Work instructions
Among the lines below, some may hold the word "Masai"; state how many do, giving only the number.

START Data records

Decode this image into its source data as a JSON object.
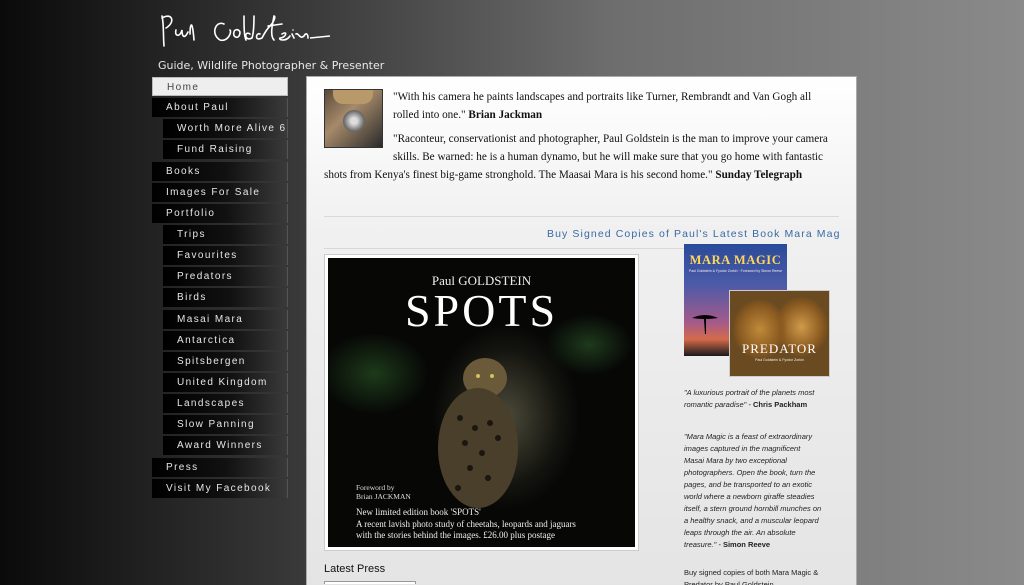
{
  "header": {
    "signature_text": "Paul Goldstein",
    "tagline": "Guide, Wildlife Photographer & Presenter"
  },
  "nav": {
    "items": [
      {
        "label": "Home",
        "active": true,
        "sub": false
      },
      {
        "label": "About Paul",
        "sub": false
      },
      {
        "label": "Worth More Alive 6",
        "sub": true
      },
      {
        "label": "Fund Raising",
        "sub": true
      },
      {
        "label": "Books",
        "sub": false
      },
      {
        "label": "Images For Sale",
        "sub": false
      },
      {
        "label": "Portfolio",
        "sub": false
      },
      {
        "label": "Trips",
        "sub": true
      },
      {
        "label": "Favourites",
        "sub": true
      },
      {
        "label": "Predators",
        "sub": true
      },
      {
        "label": "Birds",
        "sub": true
      },
      {
        "label": "Masai Mara",
        "sub": true
      },
      {
        "label": "Antarctica",
        "sub": true
      },
      {
        "label": "Spitsbergen",
        "sub": true
      },
      {
        "label": "United Kingdom",
        "sub": true
      },
      {
        "label": "Landscapes",
        "sub": true
      },
      {
        "label": "Slow Panning",
        "sub": true
      },
      {
        "label": "Award Winners",
        "sub": true
      },
      {
        "label": "Press",
        "sub": false
      },
      {
        "label": "Visit My Facebook",
        "sub": false
      }
    ]
  },
  "quotes": {
    "q1_text": "\"With his camera he paints landscapes and portraits like Turner, Rembrandt and Van Gogh all rolled into one.\"",
    "q1_author": "Brian Jackman",
    "q2_text": "\"Raconteur, conservationist and photographer, Paul Goldstein is the man to improve your camera skills. Be warned: he is a human dynamo, but he will make sure that you go home with fantastic shots from Kenya's finest big-game stronghold. The Maasai Mara is his second home.\"",
    "q2_author": "Sunday Telegraph"
  },
  "buy_link": "Buy Signed Copies of Paul's Latest Book Mara Mag",
  "spots_book": {
    "author": "Paul GOLDSTEIN",
    "title": "SPOTS",
    "foreword_label": "Foreword by",
    "foreword_name": "Brian JACKMAN",
    "caption_1": "New limited edition book 'SPOTS'",
    "caption_2": "A recent lavish photo study of cheetahs, leopards and jaguars",
    "caption_3": "with the stories behind the images.   £26.00 plus postage"
  },
  "mara_magic_book": {
    "title": "MARA MAGIC",
    "subtitle": "Paul Goldstein & Fyodor Zorkin · Foreword by Simon Reeve"
  },
  "predator_book": {
    "title": "PREDATOR",
    "subtitle": "Paul Goldstein & Fyodor Zorkin"
  },
  "reviews": {
    "r1_text": "\"A luxurious portrait of the planets most romantic paradise\" -",
    "r1_author": "Chris Packham",
    "r2_text": "\"Mara Magic is a feast of extraordinary images captured in the magnificent Masai Mara by two exceptional photographers. Open the book, turn the pages, and be transported to an exotic world where a newborn giraffe steadies itself, a stern ground hornbill munches on a healthy snack, and a muscular leopard leaps through the air. An absolute treasure.\" -",
    "r2_author": "Simon Reeve",
    "r3_text": "Buy signed copies of both Mara Magic & Predator by Paul Goldstein"
  },
  "latest_press": "Latest Press"
}
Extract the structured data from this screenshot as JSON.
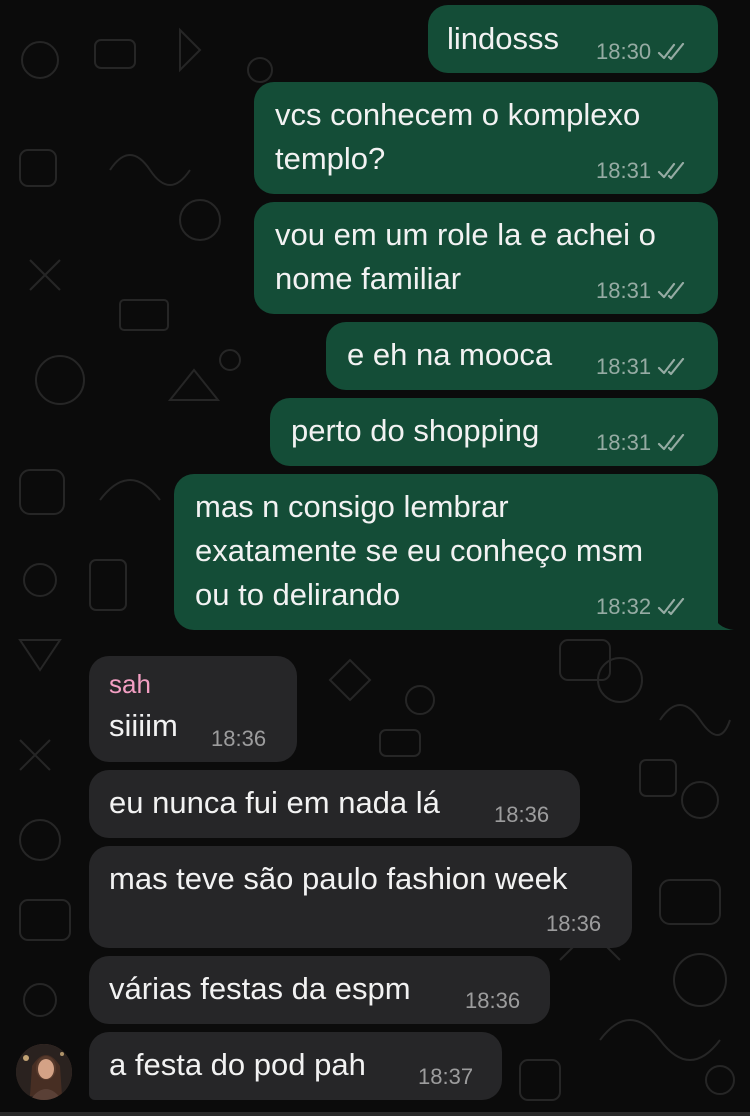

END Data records

Finished task
2